Among the detritus was plastic bags, empty cans, crisp packets, artificial flowers and even a dog toy which they collected in just a few minutes - the time it took to make the two minute film.

Their dad Craig LePicq, who runs the cafe at the Waterways in Great Yarmouth, said the boys were used to cleaning up the area and did regular sweeps of the beach.

The whole experience was hard-hitting as well as fun and engaging, he said, adding: “They were really chuffed. In fact I think if they realised they could have got so far they would have tried a bit harder. They did it all off their own backs but it was very windy that day and you can hear that in the video. We are really pleased for them.”
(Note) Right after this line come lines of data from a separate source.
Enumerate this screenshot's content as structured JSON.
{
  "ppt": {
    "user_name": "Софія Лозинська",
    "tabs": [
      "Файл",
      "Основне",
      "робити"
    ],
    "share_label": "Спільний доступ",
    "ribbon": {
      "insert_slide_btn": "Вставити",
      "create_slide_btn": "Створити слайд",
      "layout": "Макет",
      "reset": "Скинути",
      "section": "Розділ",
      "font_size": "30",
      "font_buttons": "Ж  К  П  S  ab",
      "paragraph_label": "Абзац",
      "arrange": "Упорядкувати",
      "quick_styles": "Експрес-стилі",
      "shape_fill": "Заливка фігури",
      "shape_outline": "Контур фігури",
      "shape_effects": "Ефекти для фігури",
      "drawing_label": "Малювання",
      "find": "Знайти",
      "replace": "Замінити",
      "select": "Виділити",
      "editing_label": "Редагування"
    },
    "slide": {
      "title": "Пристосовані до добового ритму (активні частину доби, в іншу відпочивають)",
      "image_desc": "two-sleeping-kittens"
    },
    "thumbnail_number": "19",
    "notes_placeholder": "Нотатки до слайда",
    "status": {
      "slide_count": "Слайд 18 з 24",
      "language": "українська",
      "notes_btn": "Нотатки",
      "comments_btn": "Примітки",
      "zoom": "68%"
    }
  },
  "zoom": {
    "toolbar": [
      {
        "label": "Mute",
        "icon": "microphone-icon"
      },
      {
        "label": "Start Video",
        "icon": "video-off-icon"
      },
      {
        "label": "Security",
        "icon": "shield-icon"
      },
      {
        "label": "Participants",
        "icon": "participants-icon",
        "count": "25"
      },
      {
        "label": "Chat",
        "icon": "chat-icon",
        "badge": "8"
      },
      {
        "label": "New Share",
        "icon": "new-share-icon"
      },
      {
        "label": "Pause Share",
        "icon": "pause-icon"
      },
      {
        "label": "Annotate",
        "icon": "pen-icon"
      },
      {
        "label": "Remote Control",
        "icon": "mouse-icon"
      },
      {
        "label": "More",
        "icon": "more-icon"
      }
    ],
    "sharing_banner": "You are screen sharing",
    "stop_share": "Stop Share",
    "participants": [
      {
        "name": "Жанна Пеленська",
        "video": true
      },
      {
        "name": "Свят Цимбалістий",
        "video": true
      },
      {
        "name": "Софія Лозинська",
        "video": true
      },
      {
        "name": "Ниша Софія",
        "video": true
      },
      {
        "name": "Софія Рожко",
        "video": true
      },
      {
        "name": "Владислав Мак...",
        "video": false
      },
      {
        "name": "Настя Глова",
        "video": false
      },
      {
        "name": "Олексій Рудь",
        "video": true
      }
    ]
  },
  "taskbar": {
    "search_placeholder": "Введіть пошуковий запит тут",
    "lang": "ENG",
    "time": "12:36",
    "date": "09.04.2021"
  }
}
Mr LePicq said the experience had heightened the boys awareness and desire to help. “We could do a beach clean here every day of the week,” he added. “The worst thing is the beer cans and wine bottles. There is a real trend to smash bottles on the beach at the moment which is bad for dogs and everyone.”